Write the entries below out again in full. Match every character.
━━━━━ SUPPLIED MATERIAL
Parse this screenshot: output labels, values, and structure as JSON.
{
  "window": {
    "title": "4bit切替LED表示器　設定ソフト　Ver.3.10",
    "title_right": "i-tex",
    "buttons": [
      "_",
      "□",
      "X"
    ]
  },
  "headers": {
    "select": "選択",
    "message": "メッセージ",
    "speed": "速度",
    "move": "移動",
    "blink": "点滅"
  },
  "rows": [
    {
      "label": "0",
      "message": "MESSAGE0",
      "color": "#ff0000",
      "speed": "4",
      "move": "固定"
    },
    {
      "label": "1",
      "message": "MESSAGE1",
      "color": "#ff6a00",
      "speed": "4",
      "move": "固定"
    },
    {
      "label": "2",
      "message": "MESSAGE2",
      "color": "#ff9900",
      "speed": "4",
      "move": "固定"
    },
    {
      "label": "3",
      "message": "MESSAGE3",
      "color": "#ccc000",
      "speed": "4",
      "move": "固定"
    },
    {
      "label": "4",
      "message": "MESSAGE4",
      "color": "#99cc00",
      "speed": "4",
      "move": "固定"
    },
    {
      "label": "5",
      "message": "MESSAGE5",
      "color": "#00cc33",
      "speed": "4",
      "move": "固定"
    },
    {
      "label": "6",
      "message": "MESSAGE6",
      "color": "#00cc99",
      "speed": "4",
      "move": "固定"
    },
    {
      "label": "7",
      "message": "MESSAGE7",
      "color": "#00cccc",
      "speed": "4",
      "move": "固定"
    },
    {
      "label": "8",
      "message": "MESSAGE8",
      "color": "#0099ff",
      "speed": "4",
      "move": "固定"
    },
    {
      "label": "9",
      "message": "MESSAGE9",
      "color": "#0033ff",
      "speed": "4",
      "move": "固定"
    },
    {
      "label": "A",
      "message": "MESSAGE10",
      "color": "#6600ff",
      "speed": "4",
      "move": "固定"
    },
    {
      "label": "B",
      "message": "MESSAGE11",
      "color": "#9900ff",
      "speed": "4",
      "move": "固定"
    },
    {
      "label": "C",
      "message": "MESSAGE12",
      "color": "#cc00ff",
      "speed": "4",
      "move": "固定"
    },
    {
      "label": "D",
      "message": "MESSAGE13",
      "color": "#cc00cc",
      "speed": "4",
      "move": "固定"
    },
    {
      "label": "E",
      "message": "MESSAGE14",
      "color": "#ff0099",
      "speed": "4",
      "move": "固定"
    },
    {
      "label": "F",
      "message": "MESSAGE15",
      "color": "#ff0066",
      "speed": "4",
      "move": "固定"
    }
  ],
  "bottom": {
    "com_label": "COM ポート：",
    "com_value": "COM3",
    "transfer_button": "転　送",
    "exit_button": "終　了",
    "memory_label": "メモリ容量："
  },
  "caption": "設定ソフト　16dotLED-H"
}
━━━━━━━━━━
◆ WRITTEN SOLUTION:
Parse this screenshot: output labels, values, and structure as JSON.
{
  "window": {
    "title": "4bit切替LED表示器　設定ソフト　Ver.3.10",
    "title_right": "i-tex",
    "buttons": [
      "_",
      "□",
      "X"
    ]
  },
  "headers": {
    "select": "選択",
    "message": "メッセージ",
    "speed": "速度",
    "move": "移動",
    "blink": "点滅"
  },
  "rows": [
    {
      "label": "0",
      "message": "MESSAGE0",
      "color": "#ff0000",
      "speed": "4",
      "move": "固定"
    },
    {
      "label": "1",
      "message": "MESSAGE1",
      "color": "#ff6a00",
      "speed": "4",
      "move": "固定"
    },
    {
      "label": "2",
      "message": "MESSAGE2",
      "color": "#ff9900",
      "speed": "4",
      "move": "固定"
    },
    {
      "label": "3",
      "message": "MESSAGE3",
      "color": "#ccc000",
      "speed": "4",
      "move": "固定"
    },
    {
      "label": "4",
      "message": "MESSAGE4",
      "color": "#99cc00",
      "speed": "4",
      "move": "固定"
    },
    {
      "label": "5",
      "message": "MESSAGE5",
      "color": "#00cc33",
      "speed": "4",
      "move": "固定"
    },
    {
      "label": "6",
      "message": "MESSAGE6",
      "color": "#00cc99",
      "speed": "4",
      "move": "固定"
    },
    {
      "label": "7",
      "message": "MESSAGE7",
      "color": "#00cccc",
      "speed": "4",
      "move": "固定"
    },
    {
      "label": "8",
      "message": "MESSAGE8",
      "color": "#0099ff",
      "speed": "4",
      "move": "固定"
    },
    {
      "label": "9",
      "message": "MESSAGE9",
      "color": "#0033ff",
      "speed": "4",
      "move": "固定"
    },
    {
      "label": "A",
      "message": "MESSAGE10",
      "color": "#6600ff",
      "speed": "4",
      "move": "固定"
    },
    {
      "label": "B",
      "message": "MESSAGE11",
      "color": "#9900ff",
      "speed": "4",
      "move": "固定"
    },
    {
      "label": "C",
      "message": "MESSAGE12",
      "color": "#cc00ff",
      "speed": "4",
      "move": "固定"
    },
    {
      "label": "D",
      "message": "MESSAGE13",
      "color": "#cc00cc",
      "speed": "4",
      "move": "固定"
    },
    {
      "label": "E",
      "message": "MESSAGE14",
      "color": "#ff0099",
      "speed": "4",
      "move": "固定"
    },
    {
      "label": "F",
      "message": "MESSAGE15",
      "color": "#ff0066",
      "speed": "4",
      "move": "固定"
    }
  ],
  "bottom": {
    "com_label": "COM ポート：",
    "com_value": "COM3",
    "transfer_button": "転　送",
    "exit_button": "終　了",
    "memory_label": "メモリ容量："
  },
  "caption": "設定ソフト　16dotLED-H"
}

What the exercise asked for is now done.